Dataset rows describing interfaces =
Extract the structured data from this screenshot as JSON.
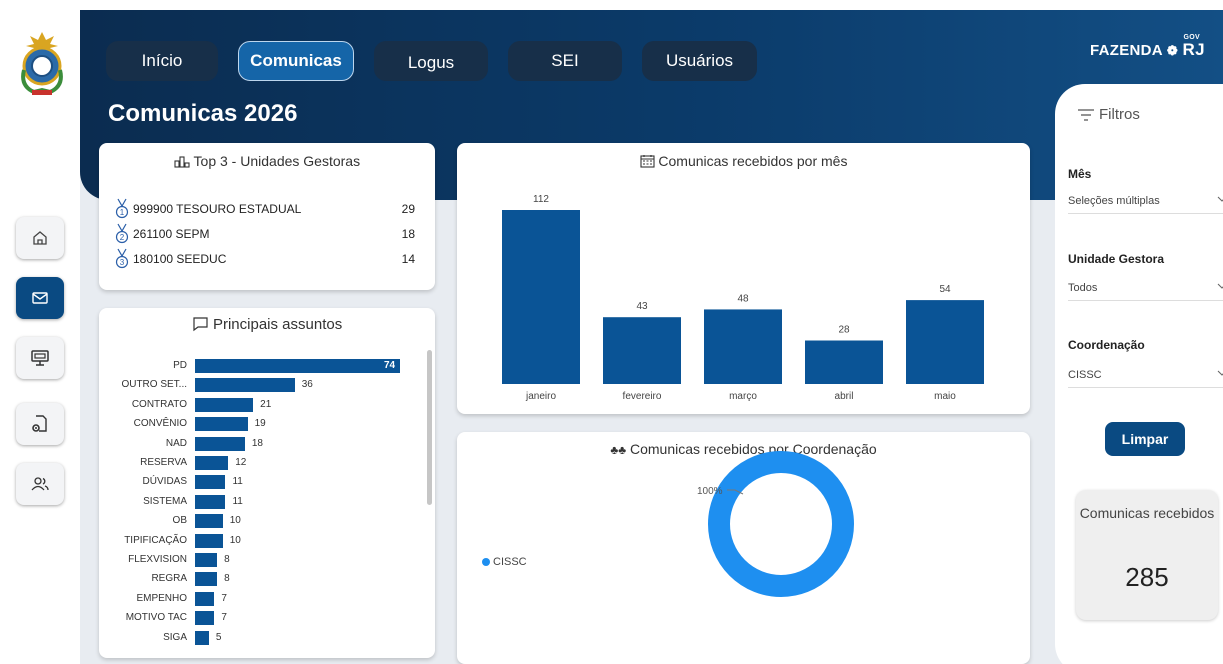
{
  "header": {
    "page_title": "Comunicas 2026",
    "brand_text": "FAZENDA",
    "brand_suffix": "RJ",
    "brand_gov": "GOV",
    "tabs": [
      {
        "label": "Início",
        "active": false
      },
      {
        "label": "Comunicas",
        "active": true
      },
      {
        "label": "Logus",
        "active": false
      },
      {
        "label": "SEI",
        "active": false
      },
      {
        "label": "Usuários",
        "active": false
      }
    ]
  },
  "sidebar": {
    "items": [
      {
        "icon": "home-icon",
        "active": false
      },
      {
        "icon": "mail-icon",
        "active": true
      },
      {
        "icon": "monitor-icon",
        "active": false
      },
      {
        "icon": "document-settings-icon",
        "active": false
      },
      {
        "icon": "users-icon",
        "active": false
      }
    ]
  },
  "top3": {
    "title": "Top 3 - Unidades Gestoras",
    "rows": [
      {
        "rank": "1",
        "label": "999900 TESOURO ESTADUAL",
        "value": "29"
      },
      {
        "rank": "2",
        "label": "261100 SEPM",
        "value": "18"
      },
      {
        "rank": "3",
        "label": "180100 SEEDUC",
        "value": "14"
      }
    ]
  },
  "subjects": {
    "title": "Principais assuntos",
    "chart_data": {
      "type": "bar",
      "orientation": "horizontal",
      "categories": [
        "PD",
        "OUTRO SET...",
        "CONTRATO",
        "CONVÊNIO",
        "NAD",
        "RESERVA",
        "DÚVIDAS",
        "SISTEMA",
        "OB",
        "TIPIFICAÇÃO",
        "FLEXVISION",
        "REGRA",
        "EMPENHO",
        "MOTIVO TAC",
        "SIGA"
      ],
      "values": [
        74,
        36,
        21,
        19,
        18,
        12,
        11,
        11,
        10,
        10,
        8,
        8,
        7,
        7,
        5
      ],
      "labels": [
        "74",
        "36",
        "21",
        "19",
        "18",
        "12",
        "11",
        "11",
        "10",
        "10",
        "8",
        "8",
        "7",
        "7",
        "5"
      ]
    }
  },
  "monthly": {
    "title": "Comunicas recebidos por mês",
    "chart_data": {
      "type": "bar",
      "categories": [
        "janeiro",
        "fevereiro",
        "março",
        "abril",
        "maio"
      ],
      "values": [
        112,
        43,
        48,
        28,
        54
      ],
      "labels": [
        "112",
        "43",
        "48",
        "28",
        "54"
      ],
      "color": "#0a5496"
    }
  },
  "coordination": {
    "title": "Comunicas recebidos por Coordenação",
    "chart_data": {
      "type": "pie",
      "categories": [
        "CISSC"
      ],
      "values": [
        100
      ],
      "label": "100%",
      "color": "#1e8ff0"
    }
  },
  "filters": {
    "title": "Filtros",
    "month_label": "Mês",
    "month_value": "Seleções múltiplas",
    "unit_label": "Unidade Gestora",
    "unit_value": "Todos",
    "coord_label": "Coordenação",
    "coord_value": "CISSC",
    "clear_label": "Limpar"
  },
  "kpi": {
    "label": "Comunicas recebidos",
    "value": "285"
  }
}
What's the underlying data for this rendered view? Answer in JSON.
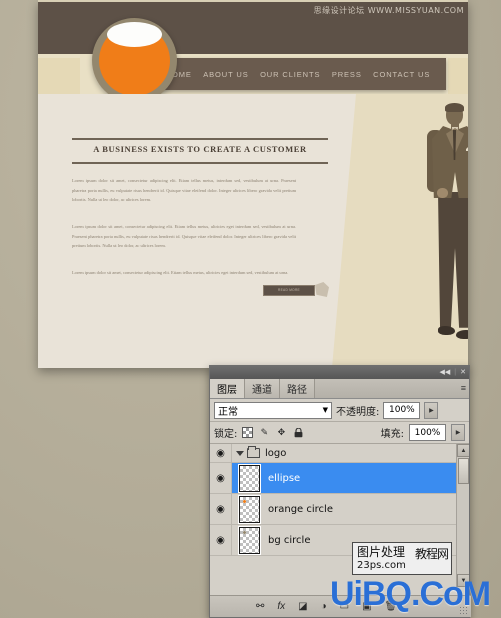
{
  "watermarks": {
    "top_right": "思缘设计论坛  WWW.MISSYUAN.COM",
    "bottom_big": "UiBQ.CoM",
    "box_line1": "图片处理",
    "box_line2": "23ps.com",
    "box_cn": "教程网"
  },
  "mockup": {
    "nav": [
      {
        "label": "HOME"
      },
      {
        "label": "ABOUT US"
      },
      {
        "label": "OUR CLIENTS"
      },
      {
        "label": "PRESS"
      },
      {
        "label": "CONTACT US"
      }
    ],
    "headline": "A BUSINESS EXISTS TO CREATE A CUSTOMER",
    "paragraphs": [
      "Lorem ipsum dolor sit amet, consectetur adipiscing elit. Etiam tellus metus, interdum sed, vestibulum at urna. Praesent pharetra porta nullis, eu vulputate risus hendrerit id. Quisque vitae eleifend dolor. Integer ultrices libero gravida velit pretium lobortis. Nulla ut leo dolor, ac ultrices lorem.",
      "Lorem ipsum dolor sit amet, consectetur adipiscing elit. Etiam tellus metus, ultricies eget interdum sed, vestibulum at urna. Praesent pharetra porta nullis, eu vulputate risus hendrerit id. Quisque vitae eleifend dolor. Integer ultrices libero gravida velit pretium lobortis. Nulla ut leo dolor, ac ultrices lorem.",
      "Lorem ipsum dolor sit amet, consectetur adipiscing elit. Etiam tellus metus, ultricies eget interdum sed, vestibulum at urna."
    ],
    "read_more": "READ MORE",
    "illustration_alt": "vintage-businessman",
    "colors": {
      "header": "#5d5147",
      "nav": "#6a5b4e",
      "ribbon": "#e5d9b6",
      "content": "#e9e3d8",
      "logo_ring": "#93876e",
      "logo_orange": "#f07d18",
      "logo_ellipse": "#fdfdfb"
    }
  },
  "panel": {
    "titlebar": {
      "collapse": "◀◀",
      "separator": "|",
      "close": "✕"
    },
    "tabs": [
      {
        "label": "图层",
        "active": true
      },
      {
        "label": "通道",
        "active": false
      },
      {
        "label": "路径",
        "active": false
      }
    ],
    "menu_icon": "≡",
    "blend_mode": {
      "value": "正常",
      "arrow": "▼"
    },
    "opacity": {
      "label": "不透明度:",
      "value": "100%",
      "arrow": "▶"
    },
    "lock": {
      "label": "锁定:",
      "icons": [
        "transparent-pixels",
        "brush",
        "move",
        "lock"
      ],
      "brush_glyph": "✎",
      "move_glyph": "✥",
      "lock_glyph": "🔒"
    },
    "fill": {
      "label": "填充:",
      "value": "100%",
      "arrow": "▶"
    },
    "group": {
      "name": "logo",
      "expanded": true,
      "visible": true
    },
    "layers": [
      {
        "name": "ellipse",
        "visible": true,
        "selected": true,
        "dot": ""
      },
      {
        "name": "orange circle",
        "visible": true,
        "selected": false,
        "dot": "#f07d18"
      },
      {
        "name": "bg circle",
        "visible": true,
        "selected": false,
        "dot": "#93876e"
      }
    ],
    "scrollbar": {
      "up": "▲",
      "down": "▼"
    },
    "footer_icons": [
      "link",
      "fx",
      "mask",
      "adjustment",
      "group",
      "new-layer",
      "delete"
    ],
    "eye_glyph": "◉"
  }
}
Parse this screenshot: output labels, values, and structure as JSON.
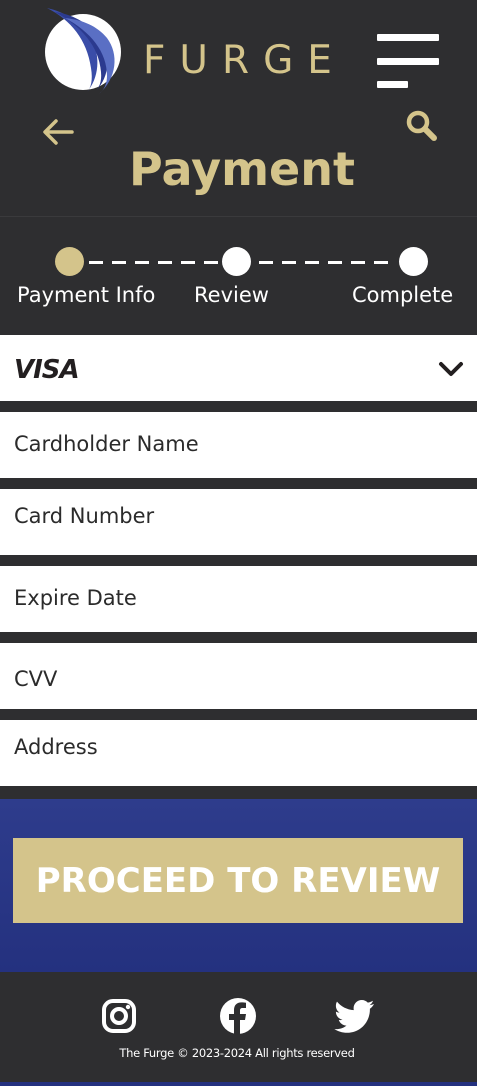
{
  "header": {
    "brand": "FURGE",
    "logo_icon": "furge-feather-logo-icon",
    "menu_icon": "hamburger-menu-icon",
    "back_icon": "arrow-left-icon",
    "search_icon": "search-icon",
    "page_title": "Payment"
  },
  "progress": {
    "steps": [
      {
        "label": "Payment Info",
        "state": "active"
      },
      {
        "label": "Review",
        "state": "pending"
      },
      {
        "label": "Complete",
        "state": "pending"
      }
    ]
  },
  "form": {
    "card_type": {
      "selected": "VISA",
      "icon": "chevron-down-icon"
    },
    "cardholder_name": {
      "placeholder": "Cardholder Name",
      "value": ""
    },
    "card_number": {
      "placeholder": "Card Number",
      "value": ""
    },
    "expire_date": {
      "placeholder": "Expire Date",
      "value": ""
    },
    "cvv": {
      "placeholder": "CVV",
      "value": ""
    },
    "address": {
      "placeholder": "Address",
      "value": ""
    }
  },
  "cta": {
    "label": "PROCEED TO REVIEW"
  },
  "footer": {
    "social_icons": [
      "instagram-icon",
      "facebook-icon",
      "twitter-icon"
    ],
    "copyright": "The Furge © 2023-2024 All rights reserved"
  },
  "colors": {
    "background": "#2e2e30",
    "accent_gold": "#d4c48b",
    "cta_band_blue": "#2e3c8c",
    "white": "#ffffff"
  }
}
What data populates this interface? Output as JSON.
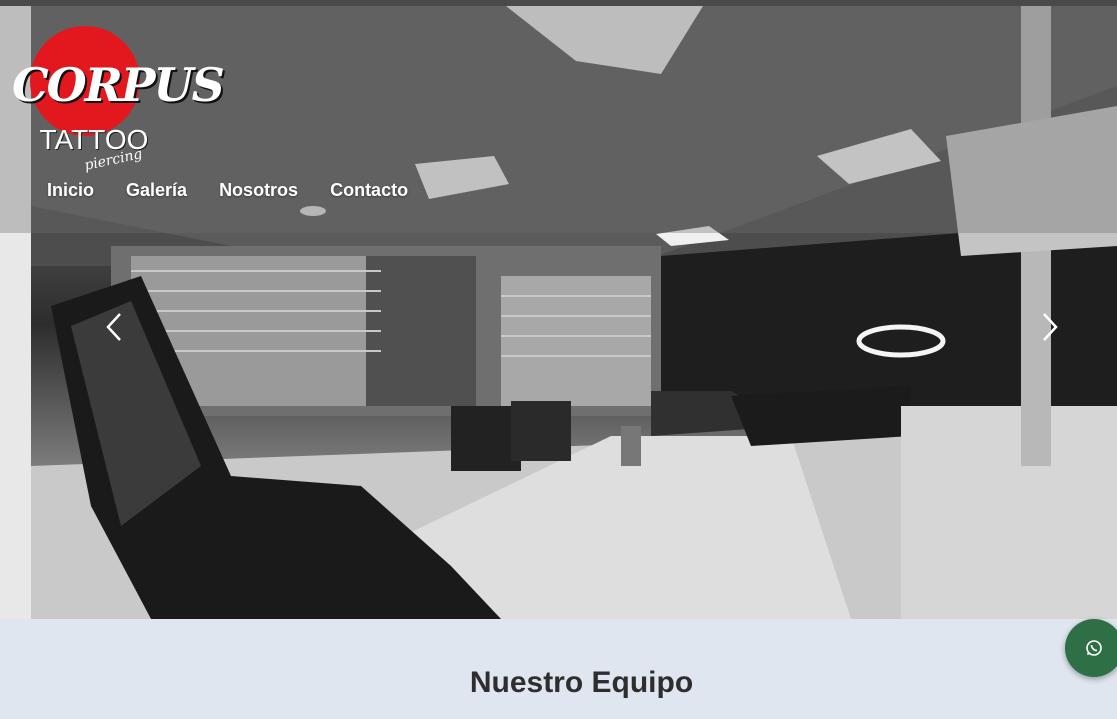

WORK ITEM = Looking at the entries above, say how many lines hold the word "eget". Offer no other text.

EXERCISE RESPONSE = 2